SÃO PAULO – During former President Jair Bolsonaro’s administration, prisons in Brazil underwent a process of militarization with the creation of penal police forces and the implementation of martial discipline.

According to the Bishops’ Conference’s Prison Pastoral Ministry, the result was a deterioration of respect for human rights. With the transition to President Luiz Inácio Lula da Silva, Catholic activists and other civic organizations hope that at least part of Bolsonaro’s penal policies can now be reverted.

According to Mayra Balan, a legal assistant with the Prison Pastoral Ministry, the number of complaints of human rights violations received by the organization over the past year and half increased 37 percent, something that demonstrates that the consolidation of the new policies generated more violence.

“Beginning in 2019, there was a federalization of the patterns of torture in Brazil. With the transformation of penal agents in policemen, things became more inhumane,” Balan declared.

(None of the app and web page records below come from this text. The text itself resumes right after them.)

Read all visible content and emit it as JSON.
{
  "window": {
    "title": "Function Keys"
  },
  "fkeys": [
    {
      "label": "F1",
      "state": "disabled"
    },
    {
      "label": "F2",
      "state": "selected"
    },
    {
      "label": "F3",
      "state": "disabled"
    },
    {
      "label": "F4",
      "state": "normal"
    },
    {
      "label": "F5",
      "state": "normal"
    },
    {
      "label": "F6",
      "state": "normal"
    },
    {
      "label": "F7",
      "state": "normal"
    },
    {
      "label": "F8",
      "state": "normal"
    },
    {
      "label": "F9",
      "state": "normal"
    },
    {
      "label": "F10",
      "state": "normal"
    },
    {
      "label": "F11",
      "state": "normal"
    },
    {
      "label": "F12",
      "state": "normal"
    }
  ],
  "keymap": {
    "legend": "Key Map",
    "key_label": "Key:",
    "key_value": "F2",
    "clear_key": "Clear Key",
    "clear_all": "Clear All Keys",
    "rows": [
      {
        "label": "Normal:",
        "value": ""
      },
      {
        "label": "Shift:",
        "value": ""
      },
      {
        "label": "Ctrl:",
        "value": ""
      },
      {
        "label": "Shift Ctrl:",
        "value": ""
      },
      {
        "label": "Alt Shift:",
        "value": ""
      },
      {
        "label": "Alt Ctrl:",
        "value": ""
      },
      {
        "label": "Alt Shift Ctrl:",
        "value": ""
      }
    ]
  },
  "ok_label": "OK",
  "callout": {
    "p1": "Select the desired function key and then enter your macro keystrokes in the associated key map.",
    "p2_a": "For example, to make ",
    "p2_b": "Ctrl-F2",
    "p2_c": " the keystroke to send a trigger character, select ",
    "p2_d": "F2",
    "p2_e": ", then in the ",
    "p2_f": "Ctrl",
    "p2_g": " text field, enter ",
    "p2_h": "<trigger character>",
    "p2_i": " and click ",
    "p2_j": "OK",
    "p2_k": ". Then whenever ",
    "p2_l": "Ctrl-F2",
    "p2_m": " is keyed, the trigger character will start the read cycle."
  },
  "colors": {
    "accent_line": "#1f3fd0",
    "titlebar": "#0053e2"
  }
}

The direct consequences of the militarization of prisons include more frequent shock raids – with prisoners kept immobilized and naked for several hours, while dogs inspect them and their cells – and the implementation of harsh restrictions on visits.

“Several measures have been gradually imposed to curtail the prisoners’ right to receive visits. With the COVID-19 pandemic, the situation escalated. Until now, the Prison Pastoral Ministry has not been allowed to resume visits to inmates in some regions,” explained German-born Sister Petra Pfaller, who heads the ministry.

Alleging safety concerns, extraordinary measures have been taken by some penal facilities, like impeding the detainees to gather in the yard during celebrations, for instance.

“Last Christmas, in many prisons the celebrations were conducted with the inmates behind bars. Only in smaller facilities in the countryside the prisoners were allowed to gather in the yard,” Pfaller said.

Family members have also been facing additional hardships, Balan described. They are frequently insulted and mistreated by prison agents, and women many times are submitted to humiliating inspections, during which they must show that they are not smuggling drugs or weapons in their intimate parts.

“Lately, the number and type of items that can be brought to the detainees has been terribly reduced. The state does not provide enough food and hygiene items to incarcerated people and nevertheless forbids their families to supply them,” she said.

The lack of running water in many prisons – it is at times offered only for one hour each day –, energy shortages, and insufficient ventilation were described by many inmates to the Prison Pastoral Ministry as forms of torture. They compose a large part of the organization’s recently published report on human rights’ violations in the Brazilian penal system.

“Torture is not only beating up the detainees. They are more and more aware that the state is torturing them when it deliberately fails to give them food, water, and access to healthcare services,” Pfaller said.

Elaine Bispo Paixão has been accompanying such problems firsthand since 2005, when her husband was first arrested.

“From the beginning, I saw how the system punishes the families. It humiliates us. And that problem has only grown over the past years,” she told Crux.

In 2010, Paixão was waiting in the line to get into her husband’s prison when a colleague invited her to join a social movement for the prisoners’ rights. Nowadays, she struggles for the end of the mass incarceration system in Brazil.

She said that the past four years were especially difficult for the detainees and their families – but the problem is not only Bolsonaro.

“In Bahia State, where I live, the governor was a member of Lula’s Workers’ Party, and the situation of the penal system was equally getting worse,” she argued.

Paixão said that it is perceptible how privatized prisons tend to offer worse conditions than governmental ones. But a number of political leaders who played key roles in implementing them in their states are now working on Lula’s team.

“Lula is a former prisoner. Maybe he is sensible to those issues. But I do not think he will really bring substantial changes when it comes to prisons,” she said.

Mayra Balan recalls that the current legislation on drugs, seen by specialists as one of the main reasons for the mass incarceration in Brazil, was approved during Lula’s administration in 2006.

“Despite that, it is important for us to have a government that at least respects human rights. During Bolsonaro’s tenure, we had to wage a great struggle in order to avoid losing our rights,” she said.

Now, she hopes that the prisoners’ rights’ movements will make some progress in the next few years.

“We will keep mobilized,” Balan said.